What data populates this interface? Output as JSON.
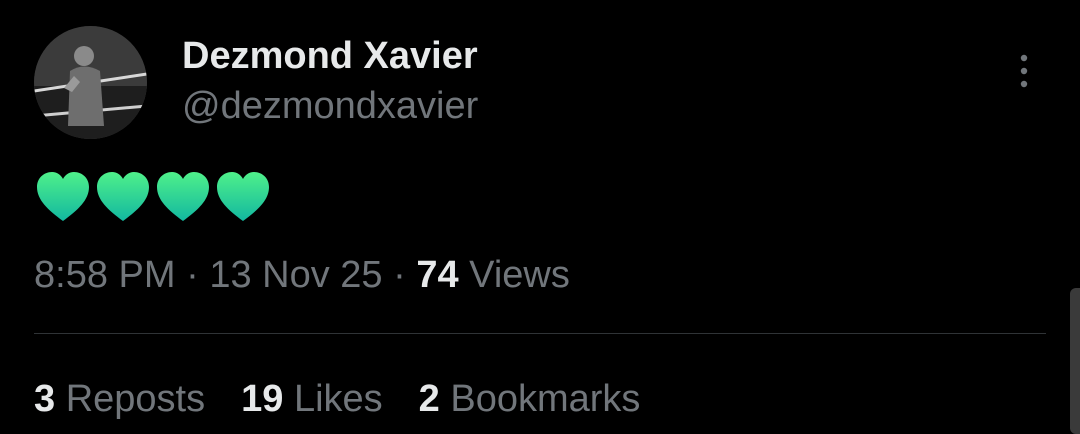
{
  "author": {
    "display_name": "Dezmond Xavier",
    "handle": "@dezmondxavier"
  },
  "post": {
    "emoji_text": "💚💚💚💚",
    "emoji_icon": "green-heart-icon",
    "emoji_count": 4,
    "emoji_color": "#2ecf8f"
  },
  "meta": {
    "time": "8:58 PM",
    "separator": "·",
    "date": "13 Nov 25",
    "views_count": "74",
    "views_label": "Views"
  },
  "stats": {
    "reposts_count": "3",
    "reposts_label": "Reposts",
    "likes_count": "19",
    "likes_label": "Likes",
    "bookmarks_count": "2",
    "bookmarks_label": "Bookmarks"
  },
  "colors": {
    "background": "#000000",
    "primary_text": "#e7e9ea",
    "secondary_text": "#71767b",
    "divider": "#2f3336"
  }
}
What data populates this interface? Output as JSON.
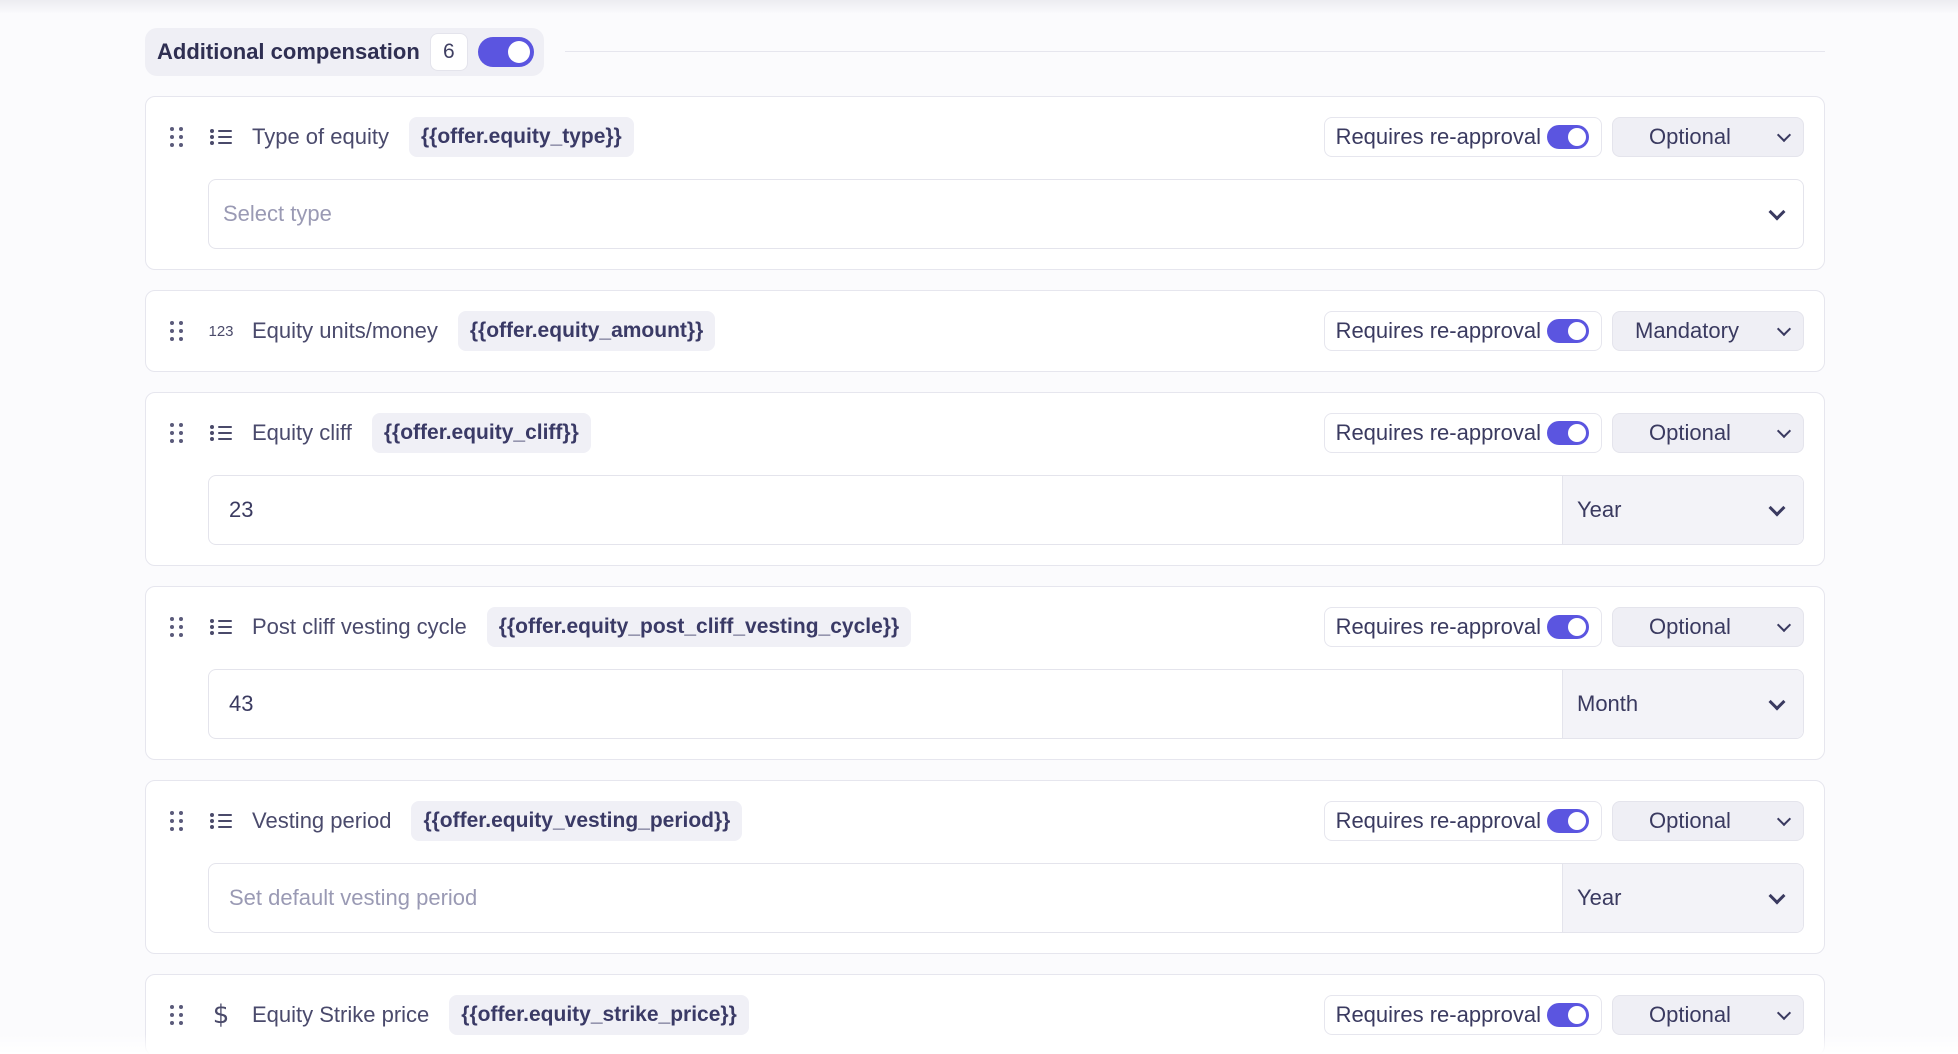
{
  "section": {
    "title": "Additional compensation",
    "count": "6"
  },
  "reapproval_label": "Requires re-approval",
  "colors": {
    "accent": "#5b55e0"
  },
  "fields": [
    {
      "icon": "list-icon",
      "label": "Type of equity",
      "variable": "{{offer.equity_type}}",
      "requirement": "Optional",
      "body": {
        "kind": "select",
        "placeholder": "Select type"
      }
    },
    {
      "icon": "number-icon",
      "icon_text": "123",
      "label": "Equity units/money",
      "variable": "{{offer.equity_amount}}",
      "requirement": "Mandatory"
    },
    {
      "icon": "list-icon",
      "label": "Equity cliff",
      "variable": "{{offer.equity_cliff}}",
      "requirement": "Optional",
      "body": {
        "kind": "combo",
        "value": "23",
        "unit": "Year"
      }
    },
    {
      "icon": "list-icon",
      "label": "Post cliff vesting cycle",
      "variable": "{{offer.equity_post_cliff_vesting_cycle}}",
      "requirement": "Optional",
      "body": {
        "kind": "combo",
        "value": "43",
        "unit": "Month"
      }
    },
    {
      "icon": "list-icon",
      "label": "Vesting period",
      "variable": "{{offer.equity_vesting_period}}",
      "requirement": "Optional",
      "body": {
        "kind": "combo",
        "placeholder": "Set default vesting period",
        "unit": "Year"
      }
    },
    {
      "icon": "dollar-icon",
      "icon_text": "$",
      "label": "Equity Strike price",
      "variable": "{{offer.equity_strike_price}}",
      "requirement": "Optional"
    }
  ]
}
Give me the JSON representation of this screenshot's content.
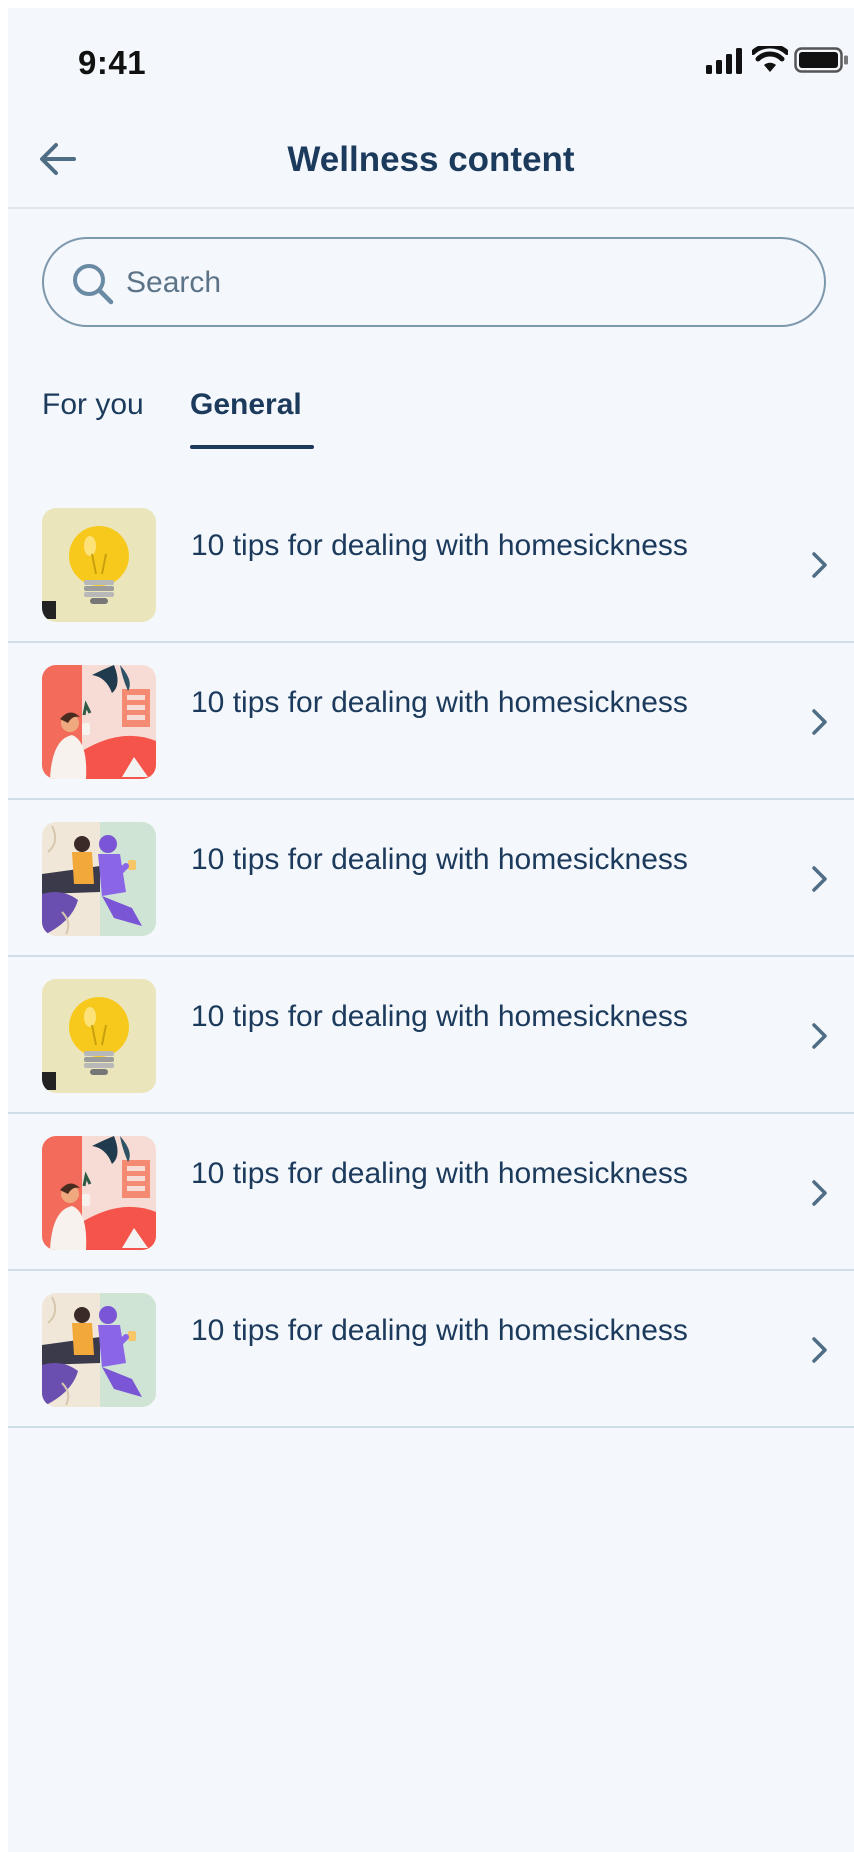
{
  "status_bar": {
    "time": "9:41",
    "icons": [
      "cellular-signal-icon",
      "wifi-icon",
      "battery-icon"
    ]
  },
  "header": {
    "back_icon": "back-arrow-icon",
    "title": "Wellness content"
  },
  "search": {
    "placeholder": "Search",
    "value": "",
    "icon": "search-icon"
  },
  "tabs": [
    {
      "label": "For you",
      "active": false
    },
    {
      "label": "General",
      "active": true
    }
  ],
  "articles": [
    {
      "title": "10 tips for dealing with homesickness",
      "thumbnail": "lightbulb-thumbnail"
    },
    {
      "title": "10 tips for dealing with homesickness",
      "thumbnail": "person-drinking-thumbnail"
    },
    {
      "title": "10 tips for dealing with homesickness",
      "thumbnail": "friends-illustration-thumbnail"
    },
    {
      "title": "10 tips for dealing with homesickness",
      "thumbnail": "lightbulb-thumbnail"
    },
    {
      "title": "10 tips for dealing with homesickness",
      "thumbnail": "person-drinking-thumbnail"
    },
    {
      "title": "10 tips for dealing with homesickness",
      "thumbnail": "friends-illustration-thumbnail"
    }
  ],
  "colors": {
    "background": "#f4f7fb",
    "primary_text": "#1b3a5c",
    "search_border": "#7d98ad",
    "divider": "#cfdde6",
    "chevron": "#4f6d85"
  }
}
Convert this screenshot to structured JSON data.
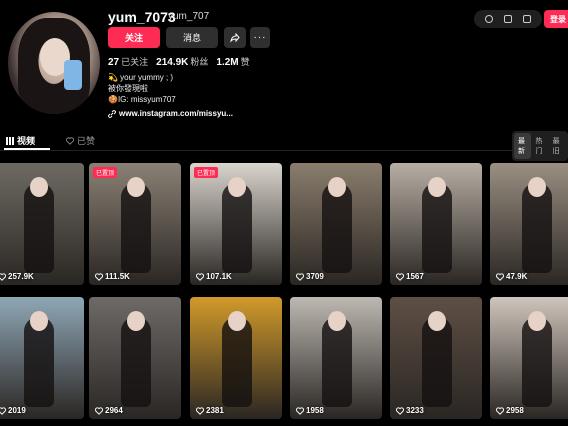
{
  "profile": {
    "username": "yum_7073",
    "nickname": "yum_707",
    "follow_label": "关注",
    "message_label": "消息",
    "more_label": "···",
    "stats": [
      {
        "value": "27",
        "label": "已关注"
      },
      {
        "value": "214.9K",
        "label": "粉丝"
      },
      {
        "value": "1.2M",
        "label": "赞"
      }
    ],
    "bio_lines": [
      "💫 your yummy ; )",
      "被你發現啦",
      "🍪IG: missyum707"
    ],
    "link": "www.instagram.com/missyu..."
  },
  "header": {
    "login_label": "登录"
  },
  "tabs": {
    "videos": "视频",
    "liked": "已赞"
  },
  "sort": [
    "最新",
    "热门",
    "最旧"
  ],
  "videos": [
    {
      "views": "257.9K",
      "pinned": "",
      "bg": "#6e6a63"
    },
    {
      "views": "111.5K",
      "pinned": "已置顶",
      "bg": "#8a8175"
    },
    {
      "views": "107.1K",
      "pinned": "已置顶",
      "bg": "#d9d4cc"
    },
    {
      "views": "3709",
      "pinned": "",
      "bg": "#8a7d6c"
    },
    {
      "views": "1567",
      "pinned": "",
      "bg": "#b7aea4"
    },
    {
      "views": "47.9K",
      "pinned": "",
      "bg": "#9a8f82"
    },
    {
      "views": "2019",
      "pinned": "",
      "bg": "#8fa7b6"
    },
    {
      "views": "2964",
      "pinned": "",
      "bg": "#6d6a67"
    },
    {
      "views": "2381",
      "pinned": "",
      "bg": "#d19a2a"
    },
    {
      "views": "1958",
      "pinned": "",
      "bg": "#bdb8b1"
    },
    {
      "views": "3233",
      "pinned": "",
      "bg": "#5e4f45"
    },
    {
      "views": "2958",
      "pinned": "",
      "bg": "#cfc5bc"
    }
  ]
}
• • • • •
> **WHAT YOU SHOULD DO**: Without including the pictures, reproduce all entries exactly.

> **SOLUTION TO THIS PROBLEM**:
What data populates this interface? Output as JSON.
{
  "author": {
    "display_name": "Dezmond Xavier",
    "handle": "@dezmondxavier"
  },
  "post": {
    "emoji_text": "💚💚💚💚",
    "emoji_icon": "green-heart-icon",
    "emoji_count": 4,
    "emoji_color": "#2ecf8f"
  },
  "meta": {
    "time": "8:58 PM",
    "separator": "·",
    "date": "13 Nov 25",
    "views_count": "74",
    "views_label": "Views"
  },
  "stats": {
    "reposts_count": "3",
    "reposts_label": "Reposts",
    "likes_count": "19",
    "likes_label": "Likes",
    "bookmarks_count": "2",
    "bookmarks_label": "Bookmarks"
  },
  "colors": {
    "background": "#000000",
    "primary_text": "#e7e9ea",
    "secondary_text": "#71767b",
    "divider": "#2f3336"
  }
}
What data populates this interface? Output as JSON.
{
  "section": {
    "title": "Additional compensation",
    "count": "6"
  },
  "reapproval_label": "Requires re-approval",
  "colors": {
    "accent": "#5b55e0"
  },
  "fields": [
    {
      "icon": "list-icon",
      "label": "Type of equity",
      "variable": "{{offer.equity_type}}",
      "requirement": "Optional",
      "body": {
        "kind": "select",
        "placeholder": "Select type"
      }
    },
    {
      "icon": "number-icon",
      "icon_text": "123",
      "label": "Equity units/money",
      "variable": "{{offer.equity_amount}}",
      "requirement": "Mandatory"
    },
    {
      "icon": "list-icon",
      "label": "Equity cliff",
      "variable": "{{offer.equity_cliff}}",
      "requirement": "Optional",
      "body": {
        "kind": "combo",
        "value": "23",
        "unit": "Year"
      }
    },
    {
      "icon": "list-icon",
      "label": "Post cliff vesting cycle",
      "variable": "{{offer.equity_post_cliff_vesting_cycle}}",
      "requirement": "Optional",
      "body": {
        "kind": "combo",
        "value": "43",
        "unit": "Month"
      }
    },
    {
      "icon": "list-icon",
      "label": "Vesting period",
      "variable": "{{offer.equity_vesting_period}}",
      "requirement": "Optional",
      "body": {
        "kind": "combo",
        "placeholder": "Set default vesting period",
        "unit": "Year"
      }
    },
    {
      "icon": "dollar-icon",
      "icon_text": "$",
      "label": "Equity Strike price",
      "variable": "{{offer.equity_strike_price}}",
      "requirement": "Optional"
    }
  ]
}
Give me the JSON representation of this screenshot's content.
{
  "status_bar": {
    "time": "9:41",
    "icons": [
      "cellular-signal-icon",
      "wifi-icon",
      "battery-icon"
    ]
  },
  "header": {
    "back_icon": "back-arrow-icon",
    "title": "Wellness content"
  },
  "search": {
    "placeholder": "Search",
    "value": "",
    "icon": "search-icon"
  },
  "tabs": [
    {
      "label": "For you",
      "active": false
    },
    {
      "label": "General",
      "active": true
    }
  ],
  "articles": [
    {
      "title": "10 tips for dealing with homesickness",
      "thumbnail": "lightbulb-thumbnail"
    },
    {
      "title": "10 tips for dealing with homesickness",
      "thumbnail": "person-drinking-thumbnail"
    },
    {
      "title": "10 tips for dealing with homesickness",
      "thumbnail": "friends-illustration-thumbnail"
    },
    {
      "title": "10 tips for dealing with homesickness",
      "thumbnail": "lightbulb-thumbnail"
    },
    {
      "title": "10 tips for dealing with homesickness",
      "thumbnail": "person-drinking-thumbnail"
    },
    {
      "title": "10 tips for dealing with homesickness",
      "thumbnail": "friends-illustration-thumbnail"
    }
  ],
  "colors": {
    "background": "#f4f7fb",
    "primary_text": "#1b3a5c",
    "search_border": "#7d98ad",
    "divider": "#cfdde6",
    "chevron": "#4f6d85"
  }
}
Convert this screenshot to structured JSON data.
{
  "profile": {
    "username": "yum_7073",
    "nickname": "yum_707",
    "follow_label": "关注",
    "message_label": "消息",
    "more_label": "···",
    "stats": [
      {
        "value": "27",
        "label": "已关注"
      },
      {
        "value": "214.9K",
        "label": "粉丝"
      },
      {
        "value": "1.2M",
        "label": "赞"
      }
    ],
    "bio_lines": [
      "💫 your yummy ; )",
      "被你發現啦",
      "🍪IG: missyum707"
    ],
    "link": "www.instagram.com/missyu..."
  },
  "header": {
    "login_label": "登录"
  },
  "tabs": {
    "videos": "视频",
    "liked": "已赞"
  },
  "sort": [
    "最新",
    "热门",
    "最旧"
  ],
  "videos": [
    {
      "views": "257.9K",
      "pinned": "",
      "bg": "#6e6a63"
    },
    {
      "views": "111.5K",
      "pinned": "已置顶",
      "bg": "#8a8175"
    },
    {
      "views": "107.1K",
      "pinned": "已置顶",
      "bg": "#d9d4cc"
    },
    {
      "views": "3709",
      "pinned": "",
      "bg": "#8a7d6c"
    },
    {
      "views": "1567",
      "pinned": "",
      "bg": "#b7aea4"
    },
    {
      "views": "47.9K",
      "pinned": "",
      "bg": "#9a8f82"
    },
    {
      "views": "2019",
      "pinned": "",
      "bg": "#8fa7b6"
    },
    {
      "views": "2964",
      "pinned": "",
      "bg": "#6d6a67"
    },
    {
      "views": "2381",
      "pinned": "",
      "bg": "#d19a2a"
    },
    {
      "views": "1958",
      "pinned": "",
      "bg": "#bdb8b1"
    },
    {
      "views": "3233",
      "pinned": "",
      "bg": "#5e4f45"
    },
    {
      "views": "2958",
      "pinned": "",
      "bg": "#cfc5bc"
    }
  ]
}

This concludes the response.